- What to work on
Would you please copy each line of the data in which the string "text" occurs?

[[ Task material open ]]

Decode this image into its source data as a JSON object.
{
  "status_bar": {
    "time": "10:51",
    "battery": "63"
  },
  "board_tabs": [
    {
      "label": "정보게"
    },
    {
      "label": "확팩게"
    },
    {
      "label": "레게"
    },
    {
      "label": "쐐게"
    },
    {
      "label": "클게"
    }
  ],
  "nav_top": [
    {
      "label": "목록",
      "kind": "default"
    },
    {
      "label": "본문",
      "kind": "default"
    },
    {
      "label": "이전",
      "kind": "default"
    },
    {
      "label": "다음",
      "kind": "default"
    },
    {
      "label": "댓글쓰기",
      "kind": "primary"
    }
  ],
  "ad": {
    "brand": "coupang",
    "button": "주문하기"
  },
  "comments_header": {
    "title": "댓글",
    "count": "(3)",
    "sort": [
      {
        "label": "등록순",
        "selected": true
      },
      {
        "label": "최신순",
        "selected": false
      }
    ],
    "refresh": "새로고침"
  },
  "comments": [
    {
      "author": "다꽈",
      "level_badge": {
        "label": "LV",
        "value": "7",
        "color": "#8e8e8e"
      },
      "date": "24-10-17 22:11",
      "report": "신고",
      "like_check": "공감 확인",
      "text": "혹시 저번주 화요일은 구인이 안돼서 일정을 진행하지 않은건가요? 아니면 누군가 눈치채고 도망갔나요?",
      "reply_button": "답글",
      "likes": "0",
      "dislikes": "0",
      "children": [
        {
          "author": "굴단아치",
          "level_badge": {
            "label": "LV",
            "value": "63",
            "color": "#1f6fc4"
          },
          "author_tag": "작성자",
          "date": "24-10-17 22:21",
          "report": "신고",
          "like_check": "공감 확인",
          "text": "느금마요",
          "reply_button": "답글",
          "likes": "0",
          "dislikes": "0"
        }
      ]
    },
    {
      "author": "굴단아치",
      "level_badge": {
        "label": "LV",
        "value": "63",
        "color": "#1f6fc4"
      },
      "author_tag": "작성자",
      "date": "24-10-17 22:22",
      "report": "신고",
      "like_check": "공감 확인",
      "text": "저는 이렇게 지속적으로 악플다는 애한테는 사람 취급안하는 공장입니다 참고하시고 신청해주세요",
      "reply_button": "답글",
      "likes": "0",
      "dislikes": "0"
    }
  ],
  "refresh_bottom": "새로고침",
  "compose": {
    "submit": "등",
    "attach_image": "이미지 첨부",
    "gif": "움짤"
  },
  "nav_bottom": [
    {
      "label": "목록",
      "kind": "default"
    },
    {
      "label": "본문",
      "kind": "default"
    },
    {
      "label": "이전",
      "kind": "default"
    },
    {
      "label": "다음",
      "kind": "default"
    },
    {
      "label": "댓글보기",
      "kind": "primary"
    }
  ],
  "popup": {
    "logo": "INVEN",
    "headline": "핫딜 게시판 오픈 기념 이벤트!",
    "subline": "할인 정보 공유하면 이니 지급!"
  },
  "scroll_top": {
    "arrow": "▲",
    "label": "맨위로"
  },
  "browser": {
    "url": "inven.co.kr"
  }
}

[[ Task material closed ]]

- The answer
      "text": "혹시 저번주 화요일은 구인이 안돼서 일정을 진행하지 않은건가요? 아니면 누군가 눈치채고 도망갔나요?",
          "text": "느금마요",
      "text": "저는 이렇게 지속적으로 악플다는 애한테는 사람 취급안하는 공장입니다 참고하시고 신청해주세요",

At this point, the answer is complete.